- Following package instructions when inserting tampons, diaphragms or contraceptive sponges.
- Washing hands with soap before inserting or removing these items from vagina.
- Changing tampons every four to eight hours or only using them for part of the day.
- Not leaving diaphragms or contraceptive sponges inside the vagina for more than 18 to 24 hours.
- Alternating the use of tampons with sanitary pads. For example, using pads at night and tampons during the day.
- Using tampons with the lowest absorbency needed. TSS risk is higher with super-absorbent tampons.
- Using care when inserting tampons or contraceptive devices (diaphragms and sponges) to minimize irritation in the vagina. If vaginal dryness is an issue, a lubricant may be used to help insert the tampon or contraceptive device.
- Avoiding the use of tampons or contraceptive devices if there is a skin infection near the vagina.
Additionally, everyone can reduce the risk of contracting TSS by caring for skin wounds or lesions to help prevent infection. This includes:
- Keeping all skin wounds or lesions clean (e.g., cuts, punctures, scrapes, burns, sores from shingles, insect or animal bites and surgical wounds) and changing bandages regularly. In addition to preventing infection, this also promotes healing.
- Keeping children from scratching chickenpox sores or any other open wounds and lesions.
- Reporting signs of infection of a physician. These may include redness, swelling, tenderness or associated fever.
Questions for your doctor regarding TSS
Preparing questions in advance can help patients have more meaningful discussions with healthcare professionals regarding their conditions. Patients may wish to ask their doctor the following questions related to toxic shock syndrome (TSS):
- How can I help prevent TSS?
- How will I know if my symptoms are related to TSS?
- What is the likely course of TSS?
- Will the regular use of tampons put me at risk for TSS?
- How will you diagnose TSS?
- Will I require hospitalization for my TSS?
- What are the treatment options for TSS and how effective are they?

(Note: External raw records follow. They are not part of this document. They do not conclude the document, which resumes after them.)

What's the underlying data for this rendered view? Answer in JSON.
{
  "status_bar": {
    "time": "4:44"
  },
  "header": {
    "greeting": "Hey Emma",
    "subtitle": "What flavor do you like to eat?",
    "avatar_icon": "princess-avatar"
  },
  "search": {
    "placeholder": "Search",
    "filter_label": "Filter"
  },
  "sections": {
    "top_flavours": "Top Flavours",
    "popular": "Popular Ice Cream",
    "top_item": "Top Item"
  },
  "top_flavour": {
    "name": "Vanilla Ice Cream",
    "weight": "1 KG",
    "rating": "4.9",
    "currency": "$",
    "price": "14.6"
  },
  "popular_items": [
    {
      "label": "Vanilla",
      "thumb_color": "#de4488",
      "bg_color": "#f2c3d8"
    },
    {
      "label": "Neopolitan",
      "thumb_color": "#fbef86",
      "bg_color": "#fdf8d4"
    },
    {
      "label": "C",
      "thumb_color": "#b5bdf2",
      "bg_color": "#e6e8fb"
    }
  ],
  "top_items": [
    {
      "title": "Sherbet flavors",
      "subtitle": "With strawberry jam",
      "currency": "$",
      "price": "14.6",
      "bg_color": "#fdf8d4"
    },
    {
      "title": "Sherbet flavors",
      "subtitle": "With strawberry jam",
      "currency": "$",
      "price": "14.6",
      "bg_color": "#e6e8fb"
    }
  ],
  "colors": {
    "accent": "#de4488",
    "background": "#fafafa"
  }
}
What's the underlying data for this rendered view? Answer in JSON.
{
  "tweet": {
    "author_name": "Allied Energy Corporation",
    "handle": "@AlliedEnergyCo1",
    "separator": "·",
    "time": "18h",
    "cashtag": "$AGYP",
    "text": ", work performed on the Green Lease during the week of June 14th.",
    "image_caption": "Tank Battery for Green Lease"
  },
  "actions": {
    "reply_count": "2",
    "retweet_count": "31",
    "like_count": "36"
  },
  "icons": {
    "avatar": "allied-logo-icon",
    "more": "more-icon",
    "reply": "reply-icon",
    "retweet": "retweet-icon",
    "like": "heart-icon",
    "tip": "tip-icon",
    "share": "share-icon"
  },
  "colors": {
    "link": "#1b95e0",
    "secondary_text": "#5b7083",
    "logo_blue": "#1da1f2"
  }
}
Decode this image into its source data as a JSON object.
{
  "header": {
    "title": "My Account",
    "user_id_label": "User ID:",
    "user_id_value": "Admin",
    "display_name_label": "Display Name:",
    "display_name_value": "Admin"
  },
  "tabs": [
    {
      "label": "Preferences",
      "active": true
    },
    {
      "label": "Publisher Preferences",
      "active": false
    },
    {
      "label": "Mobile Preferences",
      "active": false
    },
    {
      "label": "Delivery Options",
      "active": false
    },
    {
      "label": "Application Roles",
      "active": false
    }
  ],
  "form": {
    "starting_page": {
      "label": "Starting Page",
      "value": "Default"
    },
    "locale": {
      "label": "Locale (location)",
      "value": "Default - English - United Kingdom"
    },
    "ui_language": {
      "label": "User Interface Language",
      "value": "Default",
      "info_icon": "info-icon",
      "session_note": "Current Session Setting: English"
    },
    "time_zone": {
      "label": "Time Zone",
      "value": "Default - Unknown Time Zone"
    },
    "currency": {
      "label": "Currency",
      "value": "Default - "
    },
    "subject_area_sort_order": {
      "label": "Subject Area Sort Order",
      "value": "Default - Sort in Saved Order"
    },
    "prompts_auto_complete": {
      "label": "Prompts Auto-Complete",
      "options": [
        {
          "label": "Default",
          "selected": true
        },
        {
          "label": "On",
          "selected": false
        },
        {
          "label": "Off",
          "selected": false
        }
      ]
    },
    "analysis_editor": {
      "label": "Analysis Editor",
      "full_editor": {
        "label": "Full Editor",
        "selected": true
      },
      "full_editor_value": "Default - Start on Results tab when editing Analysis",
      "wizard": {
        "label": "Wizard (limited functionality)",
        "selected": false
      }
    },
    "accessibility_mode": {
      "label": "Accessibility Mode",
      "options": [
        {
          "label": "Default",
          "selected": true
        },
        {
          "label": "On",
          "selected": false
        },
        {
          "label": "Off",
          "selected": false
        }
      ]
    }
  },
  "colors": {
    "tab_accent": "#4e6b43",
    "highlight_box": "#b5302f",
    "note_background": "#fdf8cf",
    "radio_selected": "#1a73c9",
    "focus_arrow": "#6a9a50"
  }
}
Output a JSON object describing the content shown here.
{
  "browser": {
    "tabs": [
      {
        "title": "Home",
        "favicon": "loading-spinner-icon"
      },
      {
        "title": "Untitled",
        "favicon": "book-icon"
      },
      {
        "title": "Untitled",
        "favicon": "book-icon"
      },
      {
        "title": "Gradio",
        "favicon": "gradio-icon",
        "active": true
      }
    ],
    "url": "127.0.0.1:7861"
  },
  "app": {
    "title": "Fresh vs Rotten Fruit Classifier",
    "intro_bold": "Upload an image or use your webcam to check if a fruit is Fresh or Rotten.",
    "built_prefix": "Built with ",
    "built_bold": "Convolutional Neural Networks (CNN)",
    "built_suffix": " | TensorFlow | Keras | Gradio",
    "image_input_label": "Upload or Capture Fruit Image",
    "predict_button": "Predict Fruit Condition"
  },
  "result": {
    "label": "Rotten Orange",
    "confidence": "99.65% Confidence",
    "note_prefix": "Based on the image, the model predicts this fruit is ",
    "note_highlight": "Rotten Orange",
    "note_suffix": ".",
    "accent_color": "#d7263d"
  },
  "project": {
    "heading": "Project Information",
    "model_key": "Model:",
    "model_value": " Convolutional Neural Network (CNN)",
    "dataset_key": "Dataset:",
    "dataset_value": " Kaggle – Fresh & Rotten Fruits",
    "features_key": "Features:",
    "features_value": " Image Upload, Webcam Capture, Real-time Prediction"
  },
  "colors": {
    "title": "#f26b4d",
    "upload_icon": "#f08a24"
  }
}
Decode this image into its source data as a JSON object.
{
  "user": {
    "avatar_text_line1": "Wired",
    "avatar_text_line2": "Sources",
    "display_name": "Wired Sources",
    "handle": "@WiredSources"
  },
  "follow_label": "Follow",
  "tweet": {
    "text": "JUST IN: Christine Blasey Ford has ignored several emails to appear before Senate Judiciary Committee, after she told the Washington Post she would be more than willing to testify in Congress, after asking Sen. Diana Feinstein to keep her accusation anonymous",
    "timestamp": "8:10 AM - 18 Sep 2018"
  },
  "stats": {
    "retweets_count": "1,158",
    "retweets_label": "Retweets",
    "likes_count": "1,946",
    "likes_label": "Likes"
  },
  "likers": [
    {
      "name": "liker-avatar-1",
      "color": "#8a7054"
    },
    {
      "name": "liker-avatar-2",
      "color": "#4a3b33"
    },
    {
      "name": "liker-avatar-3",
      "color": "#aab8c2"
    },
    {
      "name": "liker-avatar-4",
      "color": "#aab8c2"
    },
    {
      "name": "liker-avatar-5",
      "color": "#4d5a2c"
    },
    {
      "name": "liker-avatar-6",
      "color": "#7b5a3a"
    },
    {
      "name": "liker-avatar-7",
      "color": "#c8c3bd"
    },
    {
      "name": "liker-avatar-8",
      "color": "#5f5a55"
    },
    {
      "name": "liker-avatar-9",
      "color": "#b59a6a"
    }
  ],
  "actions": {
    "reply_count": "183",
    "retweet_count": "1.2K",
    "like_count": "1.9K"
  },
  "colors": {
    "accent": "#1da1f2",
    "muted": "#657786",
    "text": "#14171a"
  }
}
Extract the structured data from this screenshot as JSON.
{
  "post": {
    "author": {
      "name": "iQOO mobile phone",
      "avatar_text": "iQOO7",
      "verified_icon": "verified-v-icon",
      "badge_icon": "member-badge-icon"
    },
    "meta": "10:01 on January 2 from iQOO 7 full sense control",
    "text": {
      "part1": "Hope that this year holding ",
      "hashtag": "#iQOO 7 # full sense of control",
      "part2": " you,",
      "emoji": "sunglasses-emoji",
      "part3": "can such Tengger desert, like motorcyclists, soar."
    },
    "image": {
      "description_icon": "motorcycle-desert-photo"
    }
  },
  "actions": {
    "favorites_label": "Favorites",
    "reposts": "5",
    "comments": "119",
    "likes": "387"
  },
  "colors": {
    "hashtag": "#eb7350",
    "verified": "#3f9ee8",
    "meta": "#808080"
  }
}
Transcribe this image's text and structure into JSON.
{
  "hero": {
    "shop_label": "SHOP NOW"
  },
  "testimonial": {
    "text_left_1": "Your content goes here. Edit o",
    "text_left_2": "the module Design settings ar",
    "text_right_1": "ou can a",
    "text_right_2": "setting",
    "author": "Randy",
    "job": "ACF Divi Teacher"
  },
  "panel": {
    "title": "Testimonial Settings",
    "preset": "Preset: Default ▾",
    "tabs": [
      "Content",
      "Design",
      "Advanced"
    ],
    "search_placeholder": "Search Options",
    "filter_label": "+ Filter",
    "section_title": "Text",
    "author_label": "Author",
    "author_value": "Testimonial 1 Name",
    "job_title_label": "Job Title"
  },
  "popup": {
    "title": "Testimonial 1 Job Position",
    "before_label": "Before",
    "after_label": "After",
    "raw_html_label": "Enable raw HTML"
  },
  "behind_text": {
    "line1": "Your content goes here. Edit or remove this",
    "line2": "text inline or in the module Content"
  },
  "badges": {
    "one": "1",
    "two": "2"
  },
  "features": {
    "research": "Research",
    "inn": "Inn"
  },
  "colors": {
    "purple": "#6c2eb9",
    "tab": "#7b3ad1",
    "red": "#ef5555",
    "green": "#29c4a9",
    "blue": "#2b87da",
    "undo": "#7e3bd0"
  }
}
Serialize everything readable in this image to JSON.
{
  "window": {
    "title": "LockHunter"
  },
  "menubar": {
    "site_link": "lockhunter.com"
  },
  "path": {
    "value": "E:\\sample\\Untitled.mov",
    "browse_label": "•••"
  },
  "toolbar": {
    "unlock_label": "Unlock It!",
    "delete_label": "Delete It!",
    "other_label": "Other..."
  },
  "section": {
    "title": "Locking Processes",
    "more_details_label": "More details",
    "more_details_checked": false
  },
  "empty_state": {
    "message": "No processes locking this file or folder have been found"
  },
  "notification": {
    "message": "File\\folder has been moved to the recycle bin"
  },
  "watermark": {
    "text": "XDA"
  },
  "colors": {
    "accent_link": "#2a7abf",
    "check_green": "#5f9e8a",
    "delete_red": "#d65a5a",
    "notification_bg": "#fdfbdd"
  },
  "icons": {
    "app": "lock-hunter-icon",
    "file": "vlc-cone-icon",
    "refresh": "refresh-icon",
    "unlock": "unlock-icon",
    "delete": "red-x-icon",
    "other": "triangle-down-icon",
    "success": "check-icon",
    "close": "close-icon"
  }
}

- What is the long–term outlook for TSS with and without treatment?
- Can I use tampons again after having TSS?
- What are the odds that my TSS may recur?